[STUDY MATERIAL — start]
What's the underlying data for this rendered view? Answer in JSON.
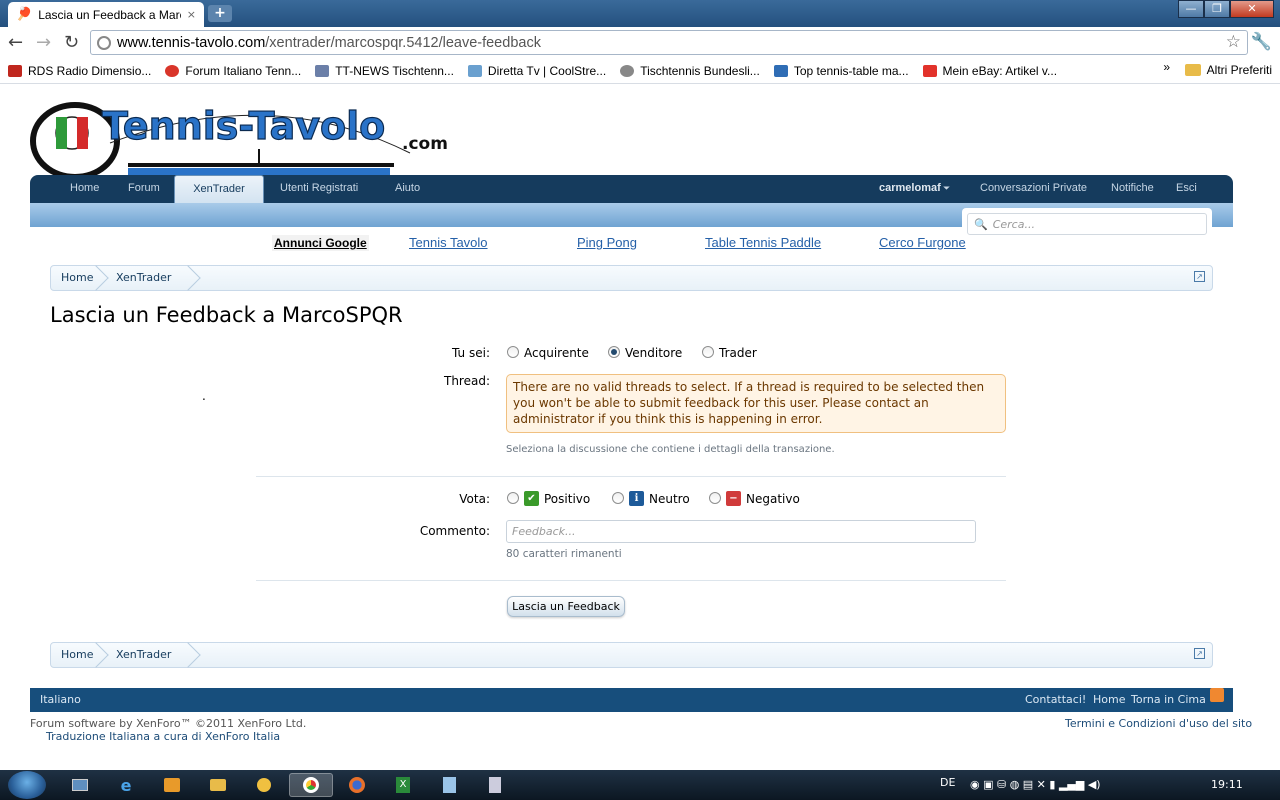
{
  "browser": {
    "tab_title": "Lascia un Feedback a Marco",
    "tab_close": "×",
    "new_tab": "+",
    "url_domain": "www.tennis-tavolo.com",
    "url_path": "/xentrader/marcospqr.5412/leave-feedback",
    "back": "←",
    "forward": "→",
    "reload": "↻",
    "star": "☆",
    "wrench": "🔧",
    "win_min": "—",
    "win_max": "❐",
    "win_close": "✕"
  },
  "bookmarks": {
    "items": [
      {
        "label": "RDS Radio Dimensio...",
        "color": "#c0271e"
      },
      {
        "label": "Forum Italiano Tenn...",
        "color": "#d9352a"
      },
      {
        "label": "TT-NEWS Tischtenn...",
        "color": "#6b7fa8"
      },
      {
        "label": "Diretta Tv | CoolStre...",
        "color": "#6aa0cf"
      },
      {
        "label": "Tischtennis Bundesli...",
        "color": "#888888"
      },
      {
        "label": "Top tennis-table ma...",
        "color": "#2f6db5"
      },
      {
        "label": "Mein eBay: Artikel v...",
        "color": "#e2322b"
      }
    ],
    "chevron": "»",
    "other": "Altri Preferiti"
  },
  "site": {
    "logo_text": "Tennis-Tavolo",
    "logo_com": ".com",
    "nav": {
      "home": "Home",
      "forum": "Forum",
      "xentrader": "XenTrader",
      "users": "Utenti Registrati",
      "help": "Aiuto",
      "username": "carmelomaf",
      "conversations": "Conversazioni Private",
      "notifications": "Notifiche",
      "logout": "Esci"
    },
    "search_placeholder": "Cerca...",
    "ads": {
      "label": "Annunci Google",
      "links": [
        "Tennis Tavolo",
        "Ping Pong",
        "Table Tennis Paddle",
        "Cerco Furgone"
      ]
    },
    "breadcrumbs": [
      "Home",
      "XenTrader"
    ],
    "page_title": "Lascia un Feedback a MarcoSPQR",
    "form": {
      "role_label": "Tu sei:",
      "roles": [
        "Acquirente",
        "Venditore",
        "Trader"
      ],
      "selected_role": "Venditore",
      "thread_label": "Thread:",
      "thread_error": "There are no valid threads to select. If a thread is required to be selected then you won't be able to submit feedback for this user. Please contact an administrator if you think this is happening in error.",
      "thread_hint": "Seleziona la discussione che contiene i dettagli della transazione.",
      "vote_label": "Vota:",
      "votes": [
        "Positivo",
        "Neutro",
        "Negativo"
      ],
      "vote_icons": [
        "✔",
        "i",
        "−"
      ],
      "comment_label": "Commento:",
      "comment_placeholder": "Feedback...",
      "chars_remaining": "80 caratteri rimanenti",
      "submit": "Lascia un Feedback",
      "dot": "."
    },
    "footer": {
      "language": "Italiano",
      "contact": "Contattaci!",
      "home": "Home",
      "top": "Torna in Cima",
      "software": "Forum software by XenForo™ ©2011 XenForo Ltd.",
      "translation_prefix": "Traduzione Italiana a cura di ",
      "translation_link": "XenForo Italia",
      "terms": "Termini e Condizioni d'uso del sito"
    }
  },
  "taskbar": {
    "language": "DE",
    "time": "19:11"
  },
  "colors": {
    "nav_dark": "#153b5d",
    "link_blue": "#2560a8",
    "error_bg": "#fff4e5",
    "vote_positive": "#3a9a2a",
    "vote_neutral": "#1d5a99",
    "vote_negative": "#d03a3a"
  }
}
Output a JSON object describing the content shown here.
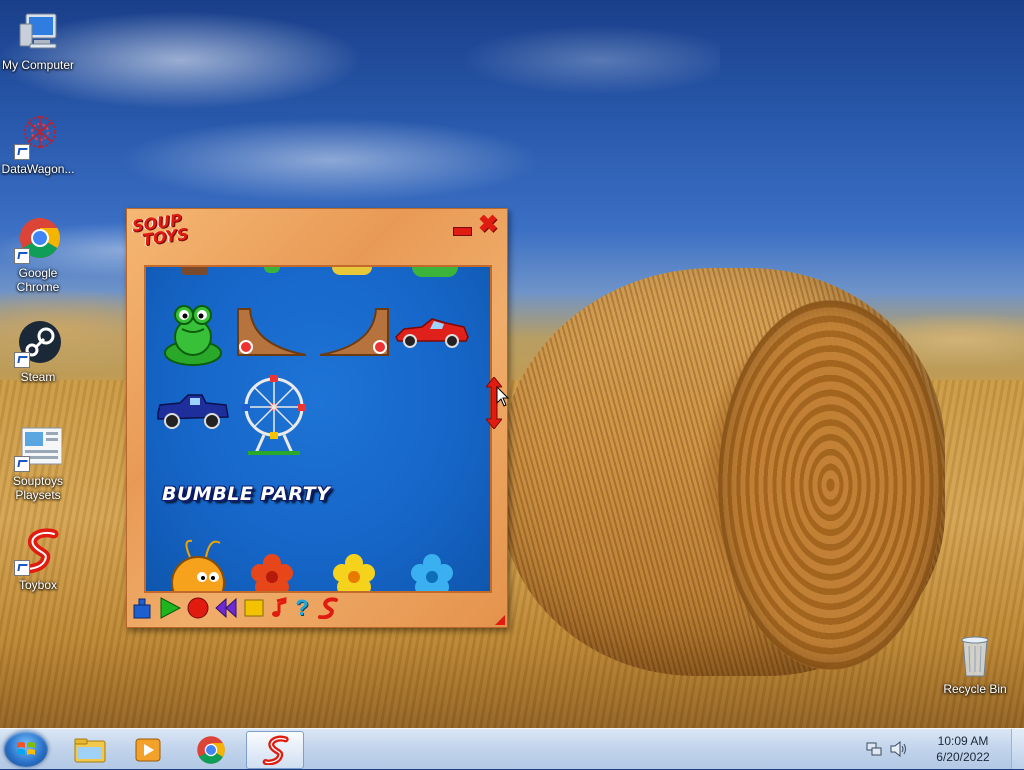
{
  "desktop": {
    "icons": [
      {
        "label": "My Computer",
        "icon": "computer-icon"
      },
      {
        "label": "DataWagon...",
        "icon": "datawagon-icon"
      },
      {
        "label": "Google Chrome",
        "icon": "chrome-icon"
      },
      {
        "label": "Steam",
        "icon": "steam-icon"
      },
      {
        "label": "Souptoys Playsets",
        "icon": "playsets-icon"
      },
      {
        "label": "Toybox",
        "icon": "toybox-icon"
      },
      {
        "label": "Recycle Bin",
        "icon": "recycle-bin-icon"
      }
    ]
  },
  "souptoys": {
    "logo_line1": "SOUP",
    "logo_line2": "TOYS",
    "toys": {
      "banner": "BUMBLE PARTY"
    },
    "colors": {
      "accent": "#e01b10",
      "panel": "#1565c7",
      "frame": "#f0ad6a"
    },
    "toolbar": [
      {
        "name": "robot-tool-icon",
        "color": "#1e5fd0"
      },
      {
        "name": "play-icon",
        "color": "#1fb51f"
      },
      {
        "name": "record-icon",
        "color": "#e01b10"
      },
      {
        "name": "rewind-icon",
        "color": "#6b2bd0"
      },
      {
        "name": "stop-icon",
        "color": "#f2c200"
      },
      {
        "name": "music-icon",
        "color": "#e01b10"
      },
      {
        "name": "help-icon",
        "color": "#1ea7d8"
      },
      {
        "name": "souptoys-logo-icon",
        "color": "#e01b10"
      }
    ]
  },
  "taskbar": {
    "apps": [
      {
        "name": "explorer-icon"
      },
      {
        "name": "media-player-icon"
      },
      {
        "name": "chrome-icon"
      },
      {
        "name": "souptoys-icon",
        "active": true
      }
    ],
    "clock": {
      "time": "10:09 AM",
      "date": "6/20/2022"
    }
  }
}
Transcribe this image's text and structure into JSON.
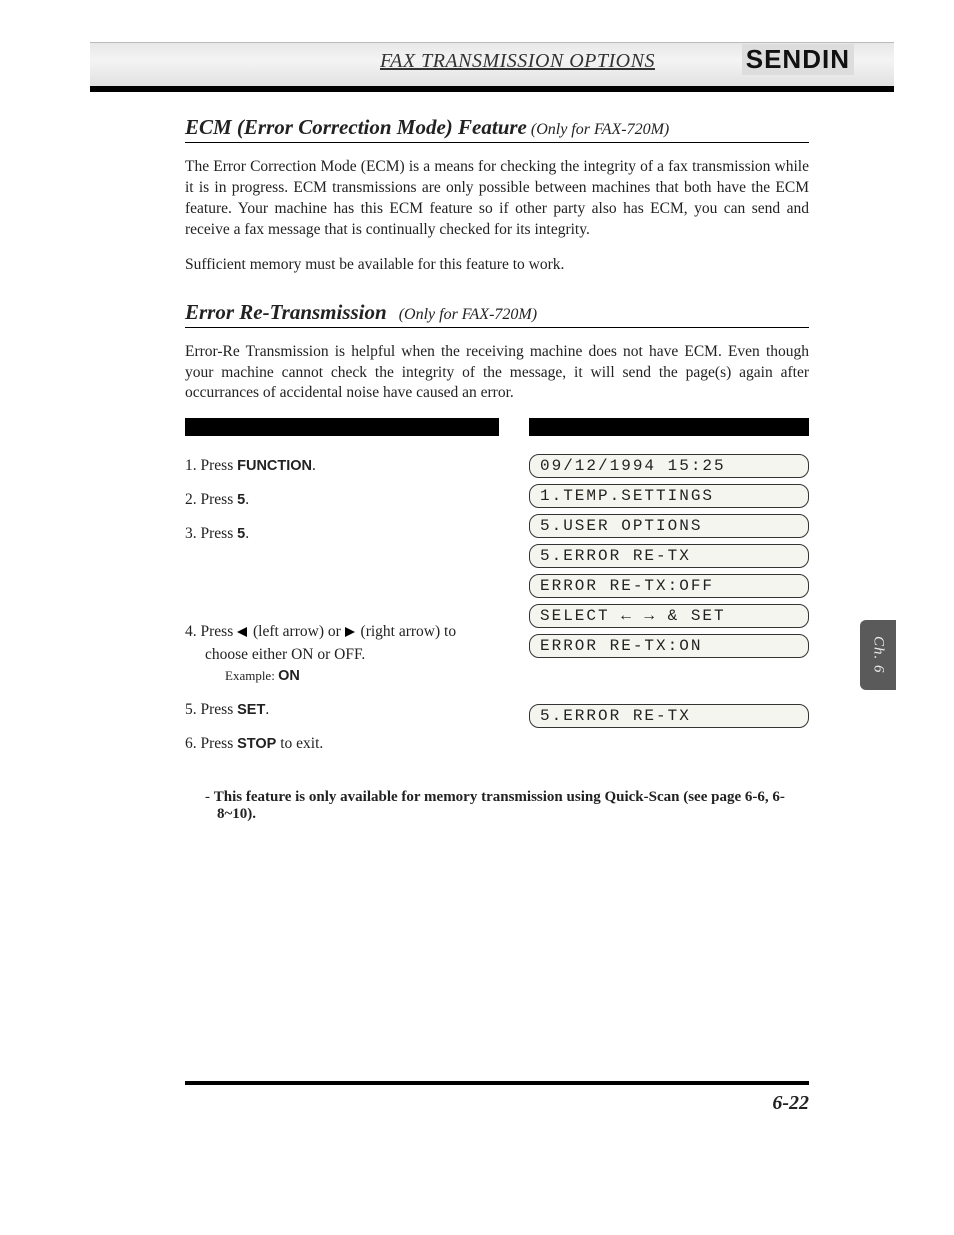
{
  "header": {
    "left_title": "FAX TRANSMISSION OPTIONS",
    "right_title": "SENDIN"
  },
  "section1": {
    "heading_main": "ECM (Error Correction Mode) Feature",
    "heading_sub": "(Only for FAX-720M)",
    "para1": "The Error Correction Mode (ECM) is a means for checking the integrity of a fax transmission while it is in progress. ECM transmissions are only possible between machines that both have the ECM feature. Your machine has this ECM feature so if other party also has ECM, you can send and receive a fax message that is continually checked for its integrity.",
    "para2": "Sufficient memory must be available for this feature to work."
  },
  "section2": {
    "heading_main": "Error Re-Transmission",
    "heading_sub": "(Only for FAX-720M)",
    "para1": "Error-Re Transmission is helpful when the receiving machine does not have ECM. Even though your machine cannot check the integrity of the message, it will send the page(s) again after occurrances of accidental noise have caused an error."
  },
  "steps": {
    "s1_pre": "1. Press ",
    "s1_b": "FUNCTION",
    "s1_post": ".",
    "s2_pre": "2. Press ",
    "s2_b": "5",
    "s2_post": ".",
    "s3_pre": "3. Press ",
    "s3_b": "5",
    "s3_post": ".",
    "s4_pre": "4. Press ",
    "s4_mid": " (left arrow) or ",
    "s4_post": " (right arrow) to choose either ON or OFF.",
    "s4_ex_pre": "Example: ",
    "s4_ex_b": "ON",
    "s5_pre": "5. Press ",
    "s5_b": "SET",
    "s5_post": ".",
    "s6_pre": "6. Press ",
    "s6_b": "STOP",
    "s6_post": " to exit."
  },
  "lcd": {
    "l1": "09/12/1994 15:25",
    "l2": "1.TEMP.SETTINGS",
    "l3": "5.USER OPTIONS",
    "l4": "5.ERROR RE-TX",
    "l5": "ERROR RE-TX:OFF",
    "l6": "SELECT ← → & SET",
    "l7": "ERROR RE-TX:ON",
    "l8": "5.ERROR RE-TX"
  },
  "note": {
    "text_pre": "- ",
    "text_bold": "This feature is only available for memory transmission using Quick-Scan (see page 6-6, 6-8~10)."
  },
  "tab": "Ch. 6",
  "page_number": "6-22"
}
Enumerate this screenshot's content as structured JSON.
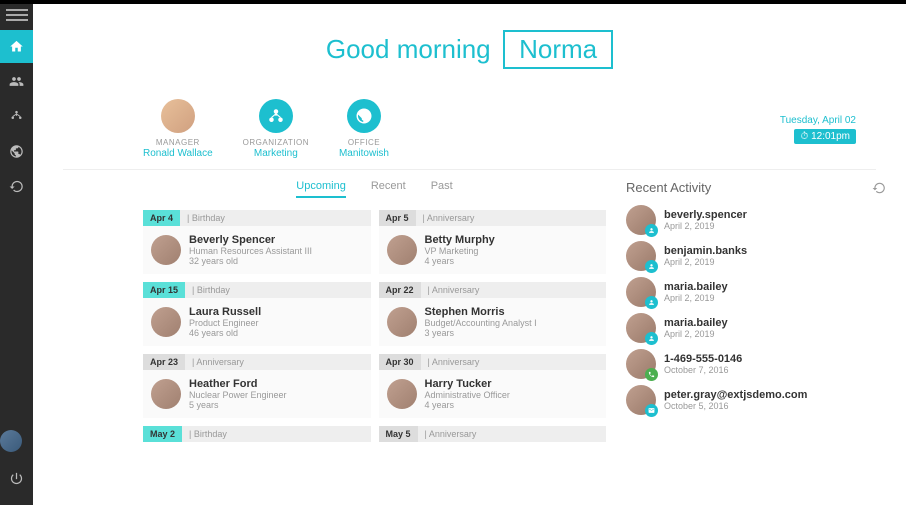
{
  "greeting": {
    "text": "Good morning",
    "name": "Norma"
  },
  "info": {
    "manager": {
      "label": "MANAGER",
      "value": "Ronald Wallace"
    },
    "organization": {
      "label": "ORGANIZATION",
      "value": "Marketing"
    },
    "office": {
      "label": "OFFICE",
      "value": "Manitowish"
    }
  },
  "datetime": {
    "date": "Tuesday, April 02",
    "time": "12:01pm"
  },
  "tabs": {
    "upcoming": "Upcoming",
    "recent": "Recent",
    "past": "Past"
  },
  "events": [
    {
      "date": "Apr 4",
      "type": "Birthday",
      "name": "Beverly Spencer",
      "title": "Human Resources Assistant III",
      "detail": "32 years old",
      "kind": "birthday"
    },
    {
      "date": "Apr 5",
      "type": "Anniversary",
      "name": "Betty Murphy",
      "title": "VP Marketing",
      "detail": "4 years",
      "kind": "anniversary"
    },
    {
      "date": "Apr 15",
      "type": "Birthday",
      "name": "Laura Russell",
      "title": "Product Engineer",
      "detail": "46 years old",
      "kind": "birthday"
    },
    {
      "date": "Apr 22",
      "type": "Anniversary",
      "name": "Stephen Morris",
      "title": "Budget/Accounting Analyst I",
      "detail": "3 years",
      "kind": "anniversary"
    },
    {
      "date": "Apr 23",
      "type": "Anniversary",
      "name": "Heather Ford",
      "title": "Nuclear Power Engineer",
      "detail": "5 years",
      "kind": "anniversary"
    },
    {
      "date": "Apr 30",
      "type": "Anniversary",
      "name": "Harry Tucker",
      "title": "Administrative Officer",
      "detail": "4 years",
      "kind": "anniversary"
    },
    {
      "date": "May 2",
      "type": "Birthday",
      "kind": "birthday",
      "headerOnly": true
    },
    {
      "date": "May 5",
      "type": "Anniversary",
      "kind": "anniversary",
      "headerOnly": true
    }
  ],
  "activity": {
    "title": "Recent Activity",
    "items": [
      {
        "name": "beverly.spencer",
        "date": "April 2, 2019",
        "badge": "user"
      },
      {
        "name": "benjamin.banks",
        "date": "April 2, 2019",
        "badge": "user"
      },
      {
        "name": "maria.bailey",
        "date": "April 2, 2019",
        "badge": "user"
      },
      {
        "name": "maria.bailey",
        "date": "April 2, 2019",
        "badge": "user"
      },
      {
        "name": "1-469-555-0146",
        "date": "October 7, 2016",
        "badge": "phone"
      },
      {
        "name": "peter.gray@extjsdemo.com",
        "date": "October 5, 2016",
        "badge": "mail"
      }
    ]
  }
}
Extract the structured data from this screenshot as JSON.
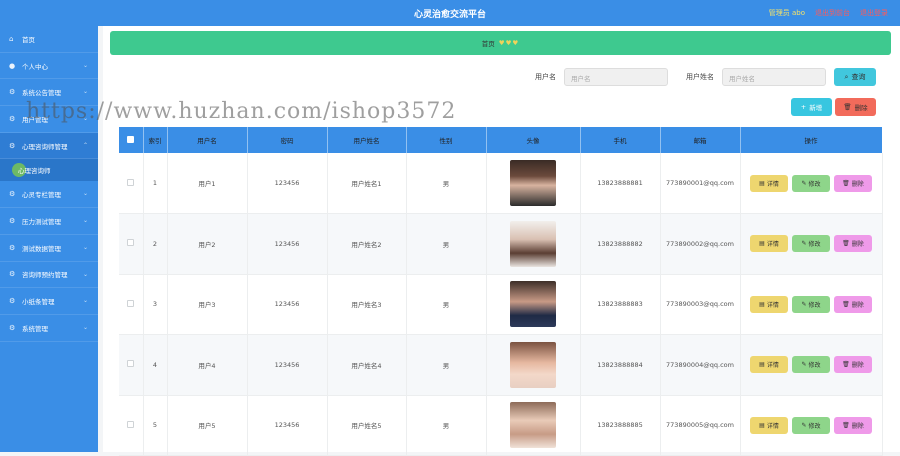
{
  "header": {
    "title": "心灵治愈交流平台",
    "admin": "管理员 abo",
    "link1": "退出到前台",
    "link2": "退出登录"
  },
  "sidebar": {
    "items": [
      {
        "label": "首页",
        "icon": "home-icon"
      },
      {
        "label": "个人中心",
        "icon": "user-icon"
      },
      {
        "label": "系统公告管理",
        "icon": "gear-icon"
      },
      {
        "label": "用户管理",
        "icon": "gear-icon"
      },
      {
        "label": "心理咨询师管理",
        "icon": "gear-icon"
      }
    ],
    "sub_item": "心理咨询师",
    "items_after": [
      {
        "label": "心灵专栏管理",
        "icon": "gear-icon"
      },
      {
        "label": "压力测试管理",
        "icon": "gear-icon"
      },
      {
        "label": "测试数据管理",
        "icon": "gear-icon"
      },
      {
        "label": "咨询师预约管理",
        "icon": "gear-icon"
      },
      {
        "label": "小纸条管理",
        "icon": "gear-icon"
      },
      {
        "label": "系统管理",
        "icon": "gear-icon"
      }
    ]
  },
  "breadcrumb": {
    "label": "首页"
  },
  "search": {
    "username_label": "用户名",
    "username_placeholder": "用户名",
    "name_label": "用户姓名",
    "name_placeholder": "用户姓名",
    "query_button": "查询"
  },
  "toolbar": {
    "add": "新增",
    "delete": "删除"
  },
  "watermark": "https://www.huzhan.com/ishop3572",
  "table": {
    "headers": [
      "",
      "索引",
      "用户名",
      "密码",
      "用户姓名",
      "性别",
      "头像",
      "手机",
      "邮箱",
      "操作"
    ],
    "op_labels": {
      "detail": "详情",
      "edit": "修改",
      "delete": "删除"
    },
    "rows": [
      {
        "index": "1",
        "username": "用户1",
        "password": "123456",
        "name": "用户姓名1",
        "gender": "男",
        "phone": "13823888881",
        "email": "773890001@qq.com"
      },
      {
        "index": "2",
        "username": "用户2",
        "password": "123456",
        "name": "用户姓名2",
        "gender": "男",
        "phone": "13823888882",
        "email": "773890002@qq.com"
      },
      {
        "index": "3",
        "username": "用户3",
        "password": "123456",
        "name": "用户姓名3",
        "gender": "男",
        "phone": "13823888883",
        "email": "773890003@qq.com"
      },
      {
        "index": "4",
        "username": "用户4",
        "password": "123456",
        "name": "用户姓名4",
        "gender": "男",
        "phone": "13823888884",
        "email": "773890004@qq.com"
      },
      {
        "index": "5",
        "username": "用户5",
        "password": "123456",
        "name": "用户姓名5",
        "gender": "男",
        "phone": "13823888885",
        "email": "773890005@qq.com"
      }
    ]
  },
  "colors": {
    "primary": "#3a8ee6",
    "breadcrumb": "#3ec98f",
    "detail": "#eed66f",
    "edit": "#8ed58a",
    "delete": "#ef9ae9"
  }
}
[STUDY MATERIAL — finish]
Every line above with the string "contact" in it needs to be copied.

      "thread_error": "There are no valid threads to select. If a thread is required to be selected then you won't be able to submit feedback for this user. Please contact an administrator if you think this is happening in error.",
      "contact": "Contattaci!",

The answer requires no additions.